**MATERIAL FOR THIS TASK**.

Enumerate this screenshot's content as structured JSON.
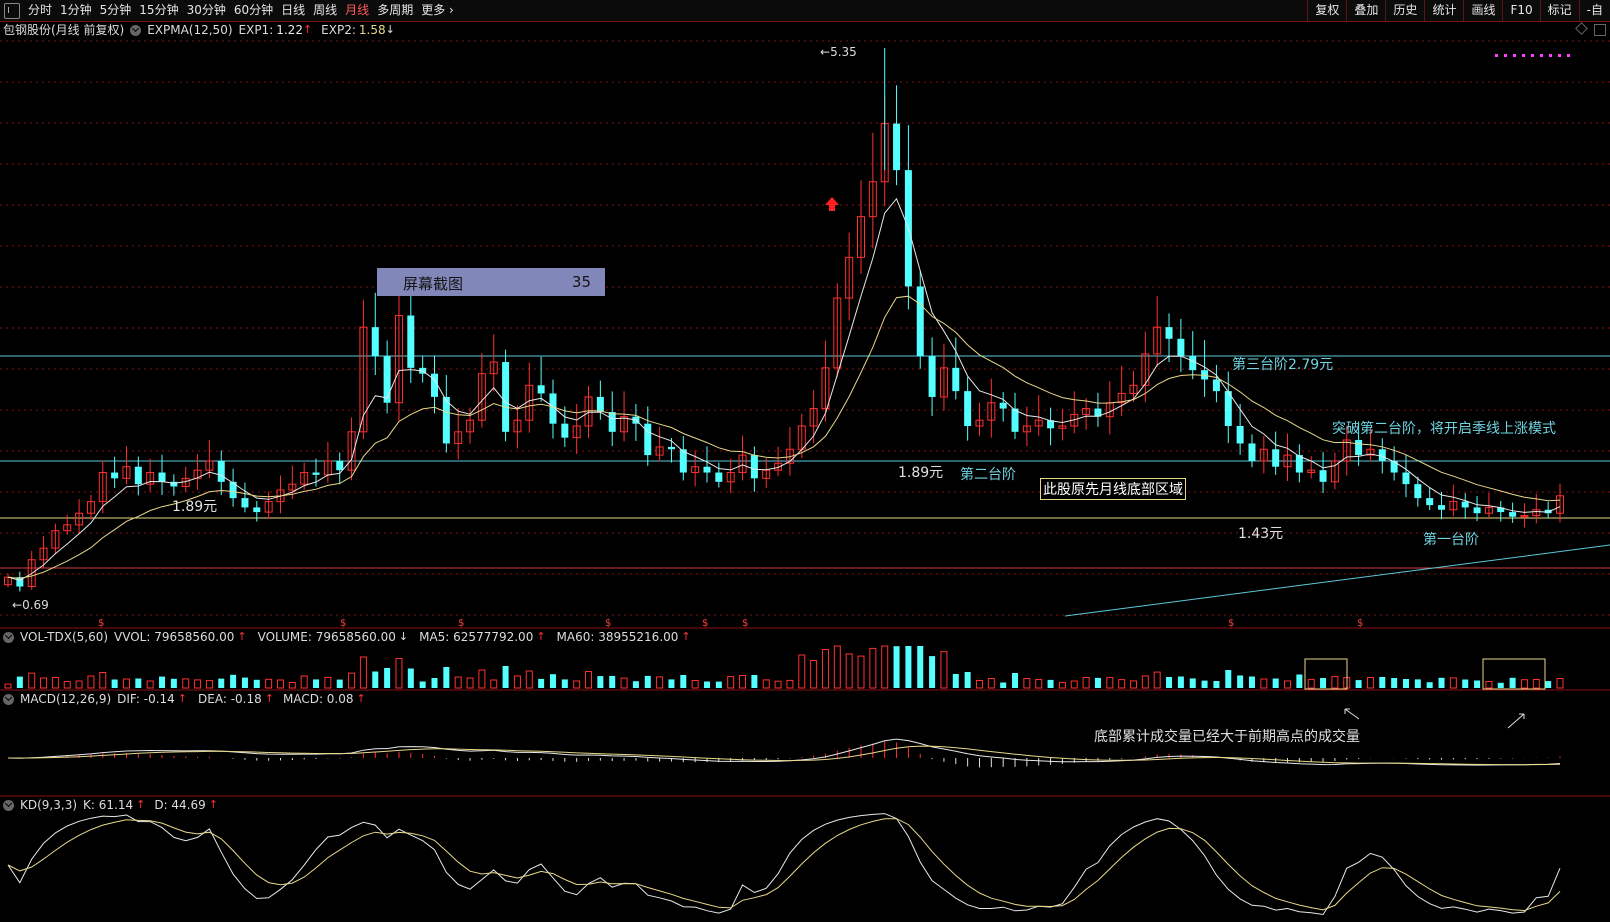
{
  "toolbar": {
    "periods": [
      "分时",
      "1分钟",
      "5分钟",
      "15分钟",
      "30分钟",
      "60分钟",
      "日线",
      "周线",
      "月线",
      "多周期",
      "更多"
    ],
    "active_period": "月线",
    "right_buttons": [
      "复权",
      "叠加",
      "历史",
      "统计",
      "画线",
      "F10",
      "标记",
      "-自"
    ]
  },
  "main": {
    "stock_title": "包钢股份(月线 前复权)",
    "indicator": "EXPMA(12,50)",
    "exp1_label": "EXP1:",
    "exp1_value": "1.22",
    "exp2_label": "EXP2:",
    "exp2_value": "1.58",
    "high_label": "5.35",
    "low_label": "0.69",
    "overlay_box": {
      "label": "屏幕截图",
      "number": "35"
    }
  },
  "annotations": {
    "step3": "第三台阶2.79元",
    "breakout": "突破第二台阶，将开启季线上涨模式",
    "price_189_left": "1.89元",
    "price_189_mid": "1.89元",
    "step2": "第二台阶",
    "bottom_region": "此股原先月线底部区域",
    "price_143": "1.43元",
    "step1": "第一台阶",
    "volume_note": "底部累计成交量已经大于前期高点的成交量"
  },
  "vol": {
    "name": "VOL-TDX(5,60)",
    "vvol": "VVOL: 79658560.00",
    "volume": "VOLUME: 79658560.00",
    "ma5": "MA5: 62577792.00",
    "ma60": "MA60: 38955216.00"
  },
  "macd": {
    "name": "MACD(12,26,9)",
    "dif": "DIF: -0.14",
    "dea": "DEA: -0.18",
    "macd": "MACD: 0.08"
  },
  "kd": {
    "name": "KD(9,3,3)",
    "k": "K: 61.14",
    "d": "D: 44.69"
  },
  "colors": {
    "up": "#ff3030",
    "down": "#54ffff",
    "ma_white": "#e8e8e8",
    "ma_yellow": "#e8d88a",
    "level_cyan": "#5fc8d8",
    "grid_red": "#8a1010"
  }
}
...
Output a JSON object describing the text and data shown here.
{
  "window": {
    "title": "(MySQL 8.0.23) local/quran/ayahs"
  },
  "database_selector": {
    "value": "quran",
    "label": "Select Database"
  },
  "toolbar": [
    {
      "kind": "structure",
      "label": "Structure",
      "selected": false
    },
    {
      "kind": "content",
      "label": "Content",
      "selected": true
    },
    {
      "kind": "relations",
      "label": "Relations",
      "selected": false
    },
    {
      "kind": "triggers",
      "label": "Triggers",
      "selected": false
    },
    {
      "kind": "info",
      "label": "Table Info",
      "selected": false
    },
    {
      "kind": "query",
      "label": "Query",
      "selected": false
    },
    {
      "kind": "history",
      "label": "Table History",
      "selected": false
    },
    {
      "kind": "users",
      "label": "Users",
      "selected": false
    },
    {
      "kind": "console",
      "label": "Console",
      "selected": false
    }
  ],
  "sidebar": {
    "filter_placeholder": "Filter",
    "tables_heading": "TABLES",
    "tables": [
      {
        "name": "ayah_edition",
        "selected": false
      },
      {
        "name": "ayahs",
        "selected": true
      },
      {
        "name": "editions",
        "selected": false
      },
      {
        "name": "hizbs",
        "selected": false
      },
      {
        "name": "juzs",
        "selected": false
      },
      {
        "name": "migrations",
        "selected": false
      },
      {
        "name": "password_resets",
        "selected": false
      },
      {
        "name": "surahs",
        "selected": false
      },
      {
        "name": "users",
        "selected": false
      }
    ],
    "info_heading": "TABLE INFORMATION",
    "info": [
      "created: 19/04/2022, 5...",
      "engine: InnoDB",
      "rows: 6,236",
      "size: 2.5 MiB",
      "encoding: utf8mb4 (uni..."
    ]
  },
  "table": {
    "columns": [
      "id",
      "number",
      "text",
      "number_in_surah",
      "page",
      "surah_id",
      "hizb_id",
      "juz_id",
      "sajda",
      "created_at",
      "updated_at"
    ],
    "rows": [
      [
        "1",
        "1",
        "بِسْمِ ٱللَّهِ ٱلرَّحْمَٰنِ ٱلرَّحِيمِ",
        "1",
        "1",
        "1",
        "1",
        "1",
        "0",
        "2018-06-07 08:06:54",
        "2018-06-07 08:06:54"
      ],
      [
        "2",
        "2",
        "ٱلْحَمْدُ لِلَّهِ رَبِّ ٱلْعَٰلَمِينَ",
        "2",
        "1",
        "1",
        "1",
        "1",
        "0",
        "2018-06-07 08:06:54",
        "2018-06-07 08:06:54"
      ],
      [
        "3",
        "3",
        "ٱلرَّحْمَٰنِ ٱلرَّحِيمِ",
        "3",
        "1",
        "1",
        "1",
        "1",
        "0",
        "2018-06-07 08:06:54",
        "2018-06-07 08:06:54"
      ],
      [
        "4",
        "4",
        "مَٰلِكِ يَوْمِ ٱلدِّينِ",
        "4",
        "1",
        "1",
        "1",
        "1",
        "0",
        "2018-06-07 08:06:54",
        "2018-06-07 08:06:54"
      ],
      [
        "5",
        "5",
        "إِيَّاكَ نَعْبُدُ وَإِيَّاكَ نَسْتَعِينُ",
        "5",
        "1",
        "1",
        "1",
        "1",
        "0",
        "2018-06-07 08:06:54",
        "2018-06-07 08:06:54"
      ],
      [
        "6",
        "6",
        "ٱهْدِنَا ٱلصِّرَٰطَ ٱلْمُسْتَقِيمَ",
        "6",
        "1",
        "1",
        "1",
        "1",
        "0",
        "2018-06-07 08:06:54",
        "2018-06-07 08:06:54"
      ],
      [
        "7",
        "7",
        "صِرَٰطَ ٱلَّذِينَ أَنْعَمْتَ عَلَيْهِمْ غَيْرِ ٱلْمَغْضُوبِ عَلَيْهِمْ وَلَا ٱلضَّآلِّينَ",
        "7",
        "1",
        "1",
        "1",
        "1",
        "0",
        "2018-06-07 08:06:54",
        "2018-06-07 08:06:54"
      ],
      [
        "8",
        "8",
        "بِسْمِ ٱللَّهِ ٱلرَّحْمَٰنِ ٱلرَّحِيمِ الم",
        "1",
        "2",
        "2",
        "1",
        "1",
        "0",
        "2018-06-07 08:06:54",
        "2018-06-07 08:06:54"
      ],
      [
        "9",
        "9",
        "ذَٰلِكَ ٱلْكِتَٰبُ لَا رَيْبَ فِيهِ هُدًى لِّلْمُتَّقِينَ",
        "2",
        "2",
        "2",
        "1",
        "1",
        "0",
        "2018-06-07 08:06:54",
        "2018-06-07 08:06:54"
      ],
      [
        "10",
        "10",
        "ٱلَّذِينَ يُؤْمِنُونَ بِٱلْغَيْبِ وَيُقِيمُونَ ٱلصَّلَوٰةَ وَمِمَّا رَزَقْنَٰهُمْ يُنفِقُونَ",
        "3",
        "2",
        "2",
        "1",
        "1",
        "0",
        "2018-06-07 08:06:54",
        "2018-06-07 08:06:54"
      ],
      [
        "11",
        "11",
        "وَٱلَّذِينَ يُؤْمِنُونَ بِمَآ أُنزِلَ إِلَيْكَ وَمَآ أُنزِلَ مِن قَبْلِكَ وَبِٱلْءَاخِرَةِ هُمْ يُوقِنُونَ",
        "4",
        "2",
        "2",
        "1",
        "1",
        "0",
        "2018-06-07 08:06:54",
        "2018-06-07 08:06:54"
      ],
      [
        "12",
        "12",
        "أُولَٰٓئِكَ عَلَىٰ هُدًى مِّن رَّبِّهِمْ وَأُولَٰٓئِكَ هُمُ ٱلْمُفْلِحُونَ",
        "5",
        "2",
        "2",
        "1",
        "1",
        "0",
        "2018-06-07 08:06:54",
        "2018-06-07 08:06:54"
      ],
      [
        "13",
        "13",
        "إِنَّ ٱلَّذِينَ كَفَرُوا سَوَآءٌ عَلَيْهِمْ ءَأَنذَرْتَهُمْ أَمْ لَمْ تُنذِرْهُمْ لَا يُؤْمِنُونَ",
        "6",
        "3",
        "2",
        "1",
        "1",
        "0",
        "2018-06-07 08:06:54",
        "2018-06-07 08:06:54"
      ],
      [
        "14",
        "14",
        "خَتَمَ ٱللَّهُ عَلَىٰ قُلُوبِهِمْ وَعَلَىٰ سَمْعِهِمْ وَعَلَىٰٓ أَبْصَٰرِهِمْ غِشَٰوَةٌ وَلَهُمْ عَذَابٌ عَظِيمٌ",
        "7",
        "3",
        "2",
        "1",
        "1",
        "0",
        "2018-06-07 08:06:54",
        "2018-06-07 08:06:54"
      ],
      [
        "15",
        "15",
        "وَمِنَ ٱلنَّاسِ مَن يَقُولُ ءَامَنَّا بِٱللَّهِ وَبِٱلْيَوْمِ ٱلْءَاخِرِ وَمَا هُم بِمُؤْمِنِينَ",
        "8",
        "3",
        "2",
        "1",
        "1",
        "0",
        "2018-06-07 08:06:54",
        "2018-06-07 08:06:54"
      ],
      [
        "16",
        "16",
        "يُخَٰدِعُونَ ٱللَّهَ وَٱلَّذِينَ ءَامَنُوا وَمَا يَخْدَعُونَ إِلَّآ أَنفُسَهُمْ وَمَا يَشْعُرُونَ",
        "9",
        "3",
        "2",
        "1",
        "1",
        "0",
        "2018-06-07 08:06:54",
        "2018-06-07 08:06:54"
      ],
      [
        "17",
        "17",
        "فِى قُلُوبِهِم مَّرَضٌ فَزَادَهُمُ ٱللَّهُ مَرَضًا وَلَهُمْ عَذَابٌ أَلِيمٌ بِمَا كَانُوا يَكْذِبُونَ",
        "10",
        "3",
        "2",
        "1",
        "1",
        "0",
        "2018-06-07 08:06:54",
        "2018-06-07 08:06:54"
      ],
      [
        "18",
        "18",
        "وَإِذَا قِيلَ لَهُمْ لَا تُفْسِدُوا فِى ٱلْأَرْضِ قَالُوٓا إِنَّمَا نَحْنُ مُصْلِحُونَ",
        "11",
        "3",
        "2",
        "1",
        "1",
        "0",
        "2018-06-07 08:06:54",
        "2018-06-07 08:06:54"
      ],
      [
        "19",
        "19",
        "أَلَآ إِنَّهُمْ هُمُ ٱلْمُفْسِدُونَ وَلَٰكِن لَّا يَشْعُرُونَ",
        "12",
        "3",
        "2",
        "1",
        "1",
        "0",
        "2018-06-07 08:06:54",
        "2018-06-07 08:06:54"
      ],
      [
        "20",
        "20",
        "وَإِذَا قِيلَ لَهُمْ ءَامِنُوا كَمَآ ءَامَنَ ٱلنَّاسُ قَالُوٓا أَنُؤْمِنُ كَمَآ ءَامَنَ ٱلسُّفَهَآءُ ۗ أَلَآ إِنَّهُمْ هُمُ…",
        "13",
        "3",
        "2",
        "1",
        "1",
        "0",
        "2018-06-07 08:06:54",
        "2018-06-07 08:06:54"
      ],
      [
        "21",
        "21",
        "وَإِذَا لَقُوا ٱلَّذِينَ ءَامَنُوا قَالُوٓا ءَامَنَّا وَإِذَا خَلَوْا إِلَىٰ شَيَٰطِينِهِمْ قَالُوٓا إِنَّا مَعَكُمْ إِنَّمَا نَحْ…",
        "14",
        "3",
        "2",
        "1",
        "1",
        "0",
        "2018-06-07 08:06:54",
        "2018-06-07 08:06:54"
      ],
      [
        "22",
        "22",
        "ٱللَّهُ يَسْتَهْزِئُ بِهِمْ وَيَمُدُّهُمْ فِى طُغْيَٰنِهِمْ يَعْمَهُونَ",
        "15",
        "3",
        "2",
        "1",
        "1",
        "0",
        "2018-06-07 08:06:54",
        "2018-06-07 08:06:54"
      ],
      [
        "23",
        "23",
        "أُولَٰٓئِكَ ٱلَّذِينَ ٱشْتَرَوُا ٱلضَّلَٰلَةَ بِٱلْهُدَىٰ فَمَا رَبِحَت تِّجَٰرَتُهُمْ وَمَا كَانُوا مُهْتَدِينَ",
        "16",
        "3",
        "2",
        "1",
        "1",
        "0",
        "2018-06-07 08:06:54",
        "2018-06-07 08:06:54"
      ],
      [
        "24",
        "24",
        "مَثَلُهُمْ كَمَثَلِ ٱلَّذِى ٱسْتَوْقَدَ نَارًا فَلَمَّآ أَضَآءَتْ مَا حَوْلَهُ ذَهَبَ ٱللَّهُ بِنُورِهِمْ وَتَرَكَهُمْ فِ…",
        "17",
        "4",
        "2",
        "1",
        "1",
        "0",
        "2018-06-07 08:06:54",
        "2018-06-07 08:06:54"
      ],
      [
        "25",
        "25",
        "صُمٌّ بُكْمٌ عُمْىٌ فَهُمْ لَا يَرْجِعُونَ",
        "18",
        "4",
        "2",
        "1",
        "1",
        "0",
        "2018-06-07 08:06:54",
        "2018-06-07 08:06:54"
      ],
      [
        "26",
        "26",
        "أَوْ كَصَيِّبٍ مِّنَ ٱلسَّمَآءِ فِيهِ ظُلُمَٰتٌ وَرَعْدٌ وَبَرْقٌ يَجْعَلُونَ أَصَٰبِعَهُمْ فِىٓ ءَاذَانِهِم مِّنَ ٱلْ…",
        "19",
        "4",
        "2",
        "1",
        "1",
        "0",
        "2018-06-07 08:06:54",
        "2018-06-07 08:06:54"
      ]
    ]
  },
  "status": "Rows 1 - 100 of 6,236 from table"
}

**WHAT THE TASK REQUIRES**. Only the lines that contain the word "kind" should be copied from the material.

**ANSWER TO THIS TASK**.
      "kind": "structure",
      "kind": "content",
      "kind": "relations",
      "kind": "triggers",
      "kind": "info",
      "kind": "query",
      "kind": "history",
      "kind": "users",
      "kind": "console",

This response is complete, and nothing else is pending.